After a lunch break of pizza, salad and soda (and introductions with fellow students), Avi went through class logistics (class is from 9 am to 6 pm, school will be open on weekends for people to work, etc.) and gave us a pep talk about the joys of programming and words of wisdom for the upcoming semester. He explained that we would be progressing through increasing levels of abstraction - starting with the environment, SQL, front-end code, then progressing to Ruby and finally to Ruby on Rails. We likely won’t get to RoR until a month or so in, as Avi wants us to understand all the individual components of RoR so that we could build the framework ourselves. Personally, I like this approach - I think I learn best when I understand the component pieces of an abstracted framework. Using a framework is fantastic, but its even more powerful when understanding how its constructed so that customization can be performed (even if unnecessary). Overall, it was great to hear his passion for coding come through in his talk - in my brief experience as a (aspiring) developer, I’ve felt that its easy to get frustrated and irritated when working deep in the weeds with lines of code, but that its a much more enjoyable experience if you take a step back and appreciate the joy of creating a product.

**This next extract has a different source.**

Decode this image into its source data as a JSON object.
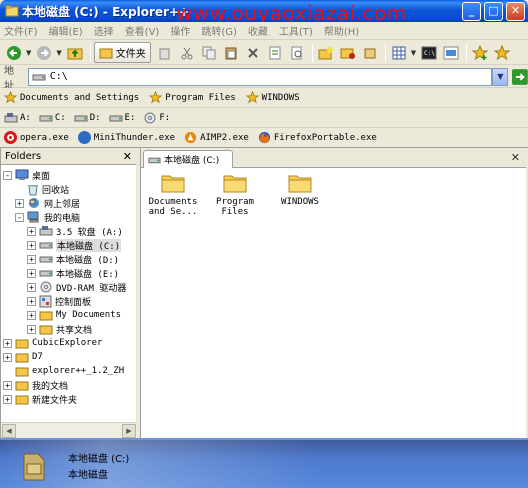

After that talk, we continued working on our student profiles, then later in the afternoon, we all gathered back together to work on merging all of our forked branches into the master branch. Avi acted as a train conductor and went through the branches of each of the groups, slowly diff-ing, rebase-ing and remote-ing through each group’s work until we came out with a master branch that contained our student profiles. It seemed like arduous work - especially if there are a lot of merge conflicts - but it was also pretty amazing to see the vast functionality of git, and how its able to take an incredibly complex process - people making changes to various components of a given project at various times - and structure it in such a way that is (relatively) easy to understand. Also, Avi showed us a program called Gitx that converts git project data into a multi-color map that isn’t too different from a live traffic stream. Pretty awesome stuff.

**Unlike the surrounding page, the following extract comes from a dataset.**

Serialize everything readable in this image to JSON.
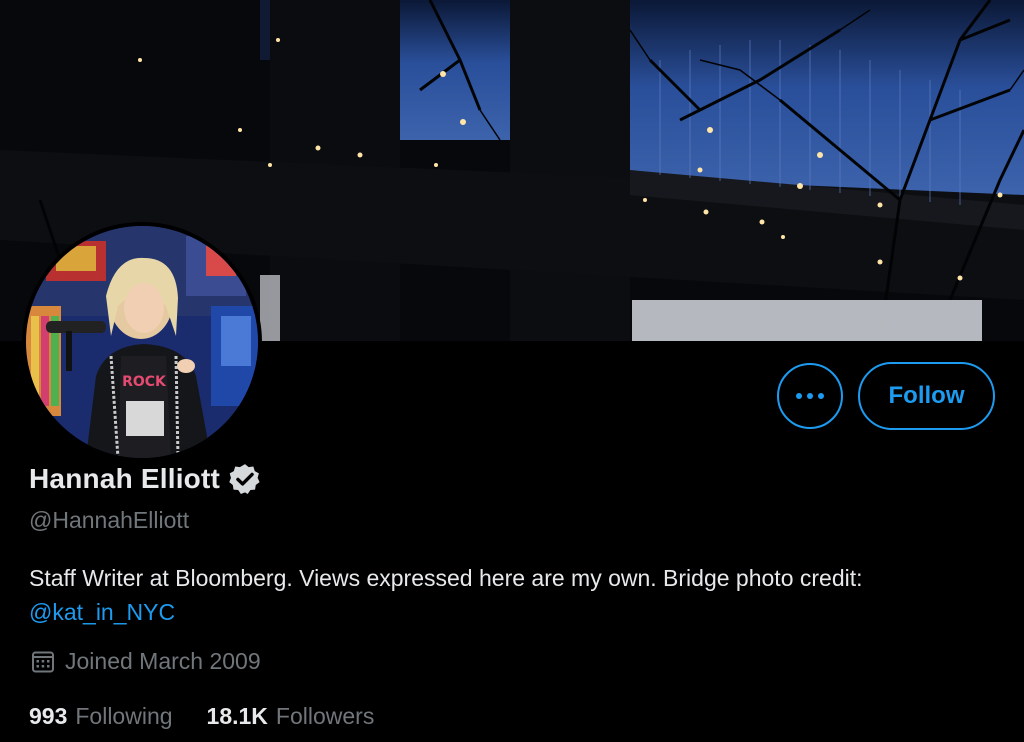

For me, the early part of the day was a little intimidating, although I gather that that was the intention from the get-go. In looking around and browsing other people’s work, I sensed that the level of skill and understanding varied considerably between people. Some of my fellow students dived straight into the project - adding jQuery functionality, restructuring the base CSS - while others struggled with setting up their environment. I counted myself in this latter group - I couldn’t get Sublime Text working early on, and nearly nuked my computer after adding some bash code to my .bash_profile, which removed the ability to use basic commands (e.g., “cd”, “ls”, “rm”, etc.) in my bash shell. Thankfully, after some artful troubleshooting by Avi, I was able to revive my shell and get back to work (thanks, Avi!).
I was able to style some links in my student profile, add a few pictures and create a basic layout for the content I wanted to include - mostly resume-related stuff, like my experience, skill set, etc. (boring, I know, compared to what some other people were putting together). Although I’ve worked with front-end code some before, I still have difficulty fully understanding how to implement a design idea I have, especially with an extensive pre-built stylesheet. I think I need to spend more time systematically understanding how styles are applied and what best practices are with respect to structuring an HTML document. I tend to have too many <div> containers, and still haven’t fully gotten used to using the new HTML5 element tags. Avi assured us, though, that we would get to all the stuff we’ll need to know. All in good time!